EXERCISE OBJECTIVE: Filter the entries for the word "saved". Copy each line that has it.

Data about app and page elements:
++++
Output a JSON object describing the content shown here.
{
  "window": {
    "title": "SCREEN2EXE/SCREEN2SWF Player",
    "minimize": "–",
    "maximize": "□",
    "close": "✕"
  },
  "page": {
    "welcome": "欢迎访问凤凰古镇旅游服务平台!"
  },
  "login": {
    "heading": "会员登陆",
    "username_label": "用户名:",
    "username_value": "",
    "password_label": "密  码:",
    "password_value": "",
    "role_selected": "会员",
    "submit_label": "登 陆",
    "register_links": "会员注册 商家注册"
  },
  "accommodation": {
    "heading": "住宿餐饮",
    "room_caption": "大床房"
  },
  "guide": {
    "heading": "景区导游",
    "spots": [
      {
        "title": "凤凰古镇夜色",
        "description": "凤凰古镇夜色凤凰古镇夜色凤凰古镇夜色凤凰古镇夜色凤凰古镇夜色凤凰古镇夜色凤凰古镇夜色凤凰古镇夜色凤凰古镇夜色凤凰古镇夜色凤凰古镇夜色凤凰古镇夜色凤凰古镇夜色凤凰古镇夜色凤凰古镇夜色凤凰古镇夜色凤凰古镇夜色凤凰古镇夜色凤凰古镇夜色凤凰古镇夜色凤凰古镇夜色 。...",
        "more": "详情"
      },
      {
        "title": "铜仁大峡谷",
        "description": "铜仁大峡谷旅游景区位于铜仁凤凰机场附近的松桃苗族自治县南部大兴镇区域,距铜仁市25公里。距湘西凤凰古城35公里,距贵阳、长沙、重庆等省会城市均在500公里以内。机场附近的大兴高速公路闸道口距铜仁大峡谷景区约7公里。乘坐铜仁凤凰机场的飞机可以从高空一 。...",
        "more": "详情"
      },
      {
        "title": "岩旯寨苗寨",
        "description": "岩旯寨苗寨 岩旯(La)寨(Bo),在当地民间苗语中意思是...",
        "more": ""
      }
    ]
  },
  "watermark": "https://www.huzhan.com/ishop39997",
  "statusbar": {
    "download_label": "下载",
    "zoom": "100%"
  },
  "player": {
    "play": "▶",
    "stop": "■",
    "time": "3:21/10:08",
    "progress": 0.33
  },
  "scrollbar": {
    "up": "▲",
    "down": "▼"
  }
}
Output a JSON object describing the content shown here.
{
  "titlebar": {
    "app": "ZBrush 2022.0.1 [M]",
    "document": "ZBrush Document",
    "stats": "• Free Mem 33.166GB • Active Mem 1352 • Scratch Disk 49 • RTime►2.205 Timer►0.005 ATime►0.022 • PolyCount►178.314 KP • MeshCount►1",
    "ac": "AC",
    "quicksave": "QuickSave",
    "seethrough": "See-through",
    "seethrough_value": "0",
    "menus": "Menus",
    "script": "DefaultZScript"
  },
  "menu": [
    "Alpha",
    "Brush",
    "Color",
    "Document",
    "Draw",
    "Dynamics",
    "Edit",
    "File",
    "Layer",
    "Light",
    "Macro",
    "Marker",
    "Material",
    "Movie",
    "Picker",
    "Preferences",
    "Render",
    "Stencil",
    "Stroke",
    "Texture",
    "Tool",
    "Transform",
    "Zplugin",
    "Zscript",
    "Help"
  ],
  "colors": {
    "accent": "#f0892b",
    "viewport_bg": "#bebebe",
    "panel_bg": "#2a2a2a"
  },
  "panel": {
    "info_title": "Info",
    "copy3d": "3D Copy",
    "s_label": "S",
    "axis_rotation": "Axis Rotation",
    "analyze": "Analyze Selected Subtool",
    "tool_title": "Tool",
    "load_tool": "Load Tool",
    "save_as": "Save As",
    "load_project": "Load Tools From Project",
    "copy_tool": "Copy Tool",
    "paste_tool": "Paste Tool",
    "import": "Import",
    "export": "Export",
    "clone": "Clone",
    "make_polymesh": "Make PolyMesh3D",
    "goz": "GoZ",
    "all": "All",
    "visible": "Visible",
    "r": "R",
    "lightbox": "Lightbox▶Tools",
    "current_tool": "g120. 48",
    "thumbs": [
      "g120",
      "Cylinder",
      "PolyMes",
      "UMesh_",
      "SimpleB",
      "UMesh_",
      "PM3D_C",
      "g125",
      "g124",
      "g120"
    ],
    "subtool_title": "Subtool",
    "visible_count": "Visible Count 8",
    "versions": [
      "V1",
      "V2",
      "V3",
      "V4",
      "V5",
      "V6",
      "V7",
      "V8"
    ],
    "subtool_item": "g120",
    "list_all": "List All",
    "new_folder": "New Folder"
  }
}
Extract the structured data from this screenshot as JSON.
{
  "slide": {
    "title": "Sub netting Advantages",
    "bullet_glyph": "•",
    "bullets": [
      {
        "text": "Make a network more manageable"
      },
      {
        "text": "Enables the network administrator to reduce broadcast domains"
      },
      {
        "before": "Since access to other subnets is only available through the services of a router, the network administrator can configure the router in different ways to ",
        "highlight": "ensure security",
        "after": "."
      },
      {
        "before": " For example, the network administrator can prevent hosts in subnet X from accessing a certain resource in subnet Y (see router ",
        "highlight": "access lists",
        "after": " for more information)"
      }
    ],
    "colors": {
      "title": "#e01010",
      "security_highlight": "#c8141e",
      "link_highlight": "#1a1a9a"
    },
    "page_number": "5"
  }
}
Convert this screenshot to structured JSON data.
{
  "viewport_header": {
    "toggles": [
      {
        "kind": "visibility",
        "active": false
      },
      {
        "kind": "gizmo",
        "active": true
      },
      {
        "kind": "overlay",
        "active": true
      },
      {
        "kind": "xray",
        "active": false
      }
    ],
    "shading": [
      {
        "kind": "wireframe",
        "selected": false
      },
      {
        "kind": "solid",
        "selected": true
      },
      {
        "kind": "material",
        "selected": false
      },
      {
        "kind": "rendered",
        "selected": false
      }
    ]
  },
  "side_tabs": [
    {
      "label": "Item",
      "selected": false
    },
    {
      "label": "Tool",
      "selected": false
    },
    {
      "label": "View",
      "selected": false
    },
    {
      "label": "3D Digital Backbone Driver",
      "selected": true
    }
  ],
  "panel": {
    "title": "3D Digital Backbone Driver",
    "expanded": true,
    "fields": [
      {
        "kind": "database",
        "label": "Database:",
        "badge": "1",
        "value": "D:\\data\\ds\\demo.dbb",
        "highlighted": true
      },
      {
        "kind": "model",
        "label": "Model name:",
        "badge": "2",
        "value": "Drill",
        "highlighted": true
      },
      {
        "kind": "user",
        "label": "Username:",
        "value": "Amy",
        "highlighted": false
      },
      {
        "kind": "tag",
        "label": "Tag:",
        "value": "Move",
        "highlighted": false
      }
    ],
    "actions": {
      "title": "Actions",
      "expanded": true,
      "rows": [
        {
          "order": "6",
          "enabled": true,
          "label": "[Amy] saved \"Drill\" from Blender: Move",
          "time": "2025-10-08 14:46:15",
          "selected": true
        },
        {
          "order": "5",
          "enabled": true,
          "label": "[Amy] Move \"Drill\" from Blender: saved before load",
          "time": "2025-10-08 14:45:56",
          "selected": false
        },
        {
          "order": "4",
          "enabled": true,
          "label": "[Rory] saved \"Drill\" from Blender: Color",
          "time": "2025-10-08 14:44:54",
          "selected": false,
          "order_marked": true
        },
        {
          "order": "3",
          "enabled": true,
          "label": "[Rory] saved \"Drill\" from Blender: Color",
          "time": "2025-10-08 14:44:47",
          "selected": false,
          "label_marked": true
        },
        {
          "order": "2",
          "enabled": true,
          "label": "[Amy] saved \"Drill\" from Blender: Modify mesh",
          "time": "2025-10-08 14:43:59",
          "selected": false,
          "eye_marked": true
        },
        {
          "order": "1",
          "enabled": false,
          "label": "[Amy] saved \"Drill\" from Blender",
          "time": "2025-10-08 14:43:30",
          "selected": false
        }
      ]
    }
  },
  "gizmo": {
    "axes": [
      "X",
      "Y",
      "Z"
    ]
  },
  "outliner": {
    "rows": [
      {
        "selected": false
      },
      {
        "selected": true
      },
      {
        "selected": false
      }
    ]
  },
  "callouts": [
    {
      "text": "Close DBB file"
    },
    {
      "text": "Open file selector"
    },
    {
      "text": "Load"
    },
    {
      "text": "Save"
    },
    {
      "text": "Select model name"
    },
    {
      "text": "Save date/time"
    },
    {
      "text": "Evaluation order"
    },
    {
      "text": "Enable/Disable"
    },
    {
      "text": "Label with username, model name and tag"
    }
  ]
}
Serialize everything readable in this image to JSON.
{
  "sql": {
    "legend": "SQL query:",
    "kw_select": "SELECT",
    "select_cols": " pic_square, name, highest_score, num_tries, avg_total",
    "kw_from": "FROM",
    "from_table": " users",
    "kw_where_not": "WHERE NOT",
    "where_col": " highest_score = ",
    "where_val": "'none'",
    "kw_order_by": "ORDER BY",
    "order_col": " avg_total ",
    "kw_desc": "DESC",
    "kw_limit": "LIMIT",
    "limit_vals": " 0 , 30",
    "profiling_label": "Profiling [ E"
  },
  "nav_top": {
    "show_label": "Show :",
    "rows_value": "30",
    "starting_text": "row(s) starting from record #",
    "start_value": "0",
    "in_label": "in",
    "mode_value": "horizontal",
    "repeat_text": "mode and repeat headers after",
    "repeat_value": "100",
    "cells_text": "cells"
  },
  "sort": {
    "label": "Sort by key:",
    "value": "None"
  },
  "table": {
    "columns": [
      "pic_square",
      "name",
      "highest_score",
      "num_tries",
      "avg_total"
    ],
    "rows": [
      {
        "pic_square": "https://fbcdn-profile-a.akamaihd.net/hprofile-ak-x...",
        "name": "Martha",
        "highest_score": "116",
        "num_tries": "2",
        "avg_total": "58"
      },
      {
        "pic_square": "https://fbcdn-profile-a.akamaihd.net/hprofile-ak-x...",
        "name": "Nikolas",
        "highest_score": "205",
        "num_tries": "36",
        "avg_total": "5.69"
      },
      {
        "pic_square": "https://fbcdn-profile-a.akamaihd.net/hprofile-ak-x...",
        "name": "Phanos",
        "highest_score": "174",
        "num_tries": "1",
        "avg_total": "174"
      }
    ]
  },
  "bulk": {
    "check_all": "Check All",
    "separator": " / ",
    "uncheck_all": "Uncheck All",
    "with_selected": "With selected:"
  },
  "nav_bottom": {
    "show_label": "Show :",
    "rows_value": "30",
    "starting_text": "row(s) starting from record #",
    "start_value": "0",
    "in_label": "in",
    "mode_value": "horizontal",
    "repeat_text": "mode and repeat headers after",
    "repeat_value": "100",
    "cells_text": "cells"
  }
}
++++
EXERCISE SOLUTION:
          "label": "[Amy] saved \"Drill\" from Blender: Move",
          "label": "[Amy] Move \"Drill\" from Blender: saved before load",
          "label": "[Rory] saved \"Drill\" from Blender: Color",
          "label": "[Rory] saved \"Drill\" from Blender: Color",
          "label": "[Amy] saved \"Drill\" from Blender: Modify mesh",
          "label": "[Amy] saved \"Drill\" from Blender",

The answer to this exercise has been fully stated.